● Exercise:
Which lines below include "case"? Copy them all.
□ □ □
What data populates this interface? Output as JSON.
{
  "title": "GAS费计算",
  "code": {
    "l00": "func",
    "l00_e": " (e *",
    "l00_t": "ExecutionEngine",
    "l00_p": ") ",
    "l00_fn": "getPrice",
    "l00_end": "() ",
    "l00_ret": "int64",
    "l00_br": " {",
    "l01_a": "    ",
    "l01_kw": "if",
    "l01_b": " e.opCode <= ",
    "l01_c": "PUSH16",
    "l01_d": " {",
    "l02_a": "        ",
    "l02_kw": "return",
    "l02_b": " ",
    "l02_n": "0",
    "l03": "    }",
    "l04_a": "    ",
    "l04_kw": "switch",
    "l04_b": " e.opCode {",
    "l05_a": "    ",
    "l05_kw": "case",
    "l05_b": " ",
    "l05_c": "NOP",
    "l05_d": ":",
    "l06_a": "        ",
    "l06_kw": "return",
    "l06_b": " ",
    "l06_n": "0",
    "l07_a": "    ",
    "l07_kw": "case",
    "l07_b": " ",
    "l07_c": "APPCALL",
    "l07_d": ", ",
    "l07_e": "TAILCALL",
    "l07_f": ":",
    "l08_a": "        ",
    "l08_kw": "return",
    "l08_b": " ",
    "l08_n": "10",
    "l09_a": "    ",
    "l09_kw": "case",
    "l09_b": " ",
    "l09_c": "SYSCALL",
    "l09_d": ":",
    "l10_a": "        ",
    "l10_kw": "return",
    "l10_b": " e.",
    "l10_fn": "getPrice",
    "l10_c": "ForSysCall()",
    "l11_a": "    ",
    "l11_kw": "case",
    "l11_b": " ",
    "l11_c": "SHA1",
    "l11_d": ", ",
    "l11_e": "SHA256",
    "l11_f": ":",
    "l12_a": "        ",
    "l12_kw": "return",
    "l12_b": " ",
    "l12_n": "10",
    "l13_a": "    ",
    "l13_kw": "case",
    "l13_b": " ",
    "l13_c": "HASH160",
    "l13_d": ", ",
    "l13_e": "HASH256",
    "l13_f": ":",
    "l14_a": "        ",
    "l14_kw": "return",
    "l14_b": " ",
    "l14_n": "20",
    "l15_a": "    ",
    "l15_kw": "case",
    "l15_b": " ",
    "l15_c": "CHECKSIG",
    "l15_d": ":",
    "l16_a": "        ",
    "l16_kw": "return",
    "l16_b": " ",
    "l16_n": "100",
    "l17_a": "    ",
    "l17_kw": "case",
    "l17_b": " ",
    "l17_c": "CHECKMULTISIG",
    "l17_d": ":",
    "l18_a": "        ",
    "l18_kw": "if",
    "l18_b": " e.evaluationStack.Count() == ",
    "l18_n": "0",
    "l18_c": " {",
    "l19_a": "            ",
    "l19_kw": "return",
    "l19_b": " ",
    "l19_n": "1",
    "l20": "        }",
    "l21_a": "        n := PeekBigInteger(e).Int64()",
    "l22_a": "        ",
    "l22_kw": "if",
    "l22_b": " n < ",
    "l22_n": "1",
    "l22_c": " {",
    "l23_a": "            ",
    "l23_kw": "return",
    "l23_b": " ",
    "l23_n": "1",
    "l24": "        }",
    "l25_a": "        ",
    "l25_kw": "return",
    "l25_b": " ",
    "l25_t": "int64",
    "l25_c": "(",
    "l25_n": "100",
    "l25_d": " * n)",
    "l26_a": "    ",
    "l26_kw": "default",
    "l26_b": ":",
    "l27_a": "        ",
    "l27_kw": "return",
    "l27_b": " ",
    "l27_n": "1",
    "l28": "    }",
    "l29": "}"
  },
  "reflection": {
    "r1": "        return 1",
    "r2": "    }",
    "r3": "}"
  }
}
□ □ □
● Task answer:
    "l05_kw": "case",
    "l07_kw": "case",
    "l09_kw": "case",
    "l11_kw": "case",
    "l13_kw": "case",
    "l15_kw": "case",
    "l17_kw": "case",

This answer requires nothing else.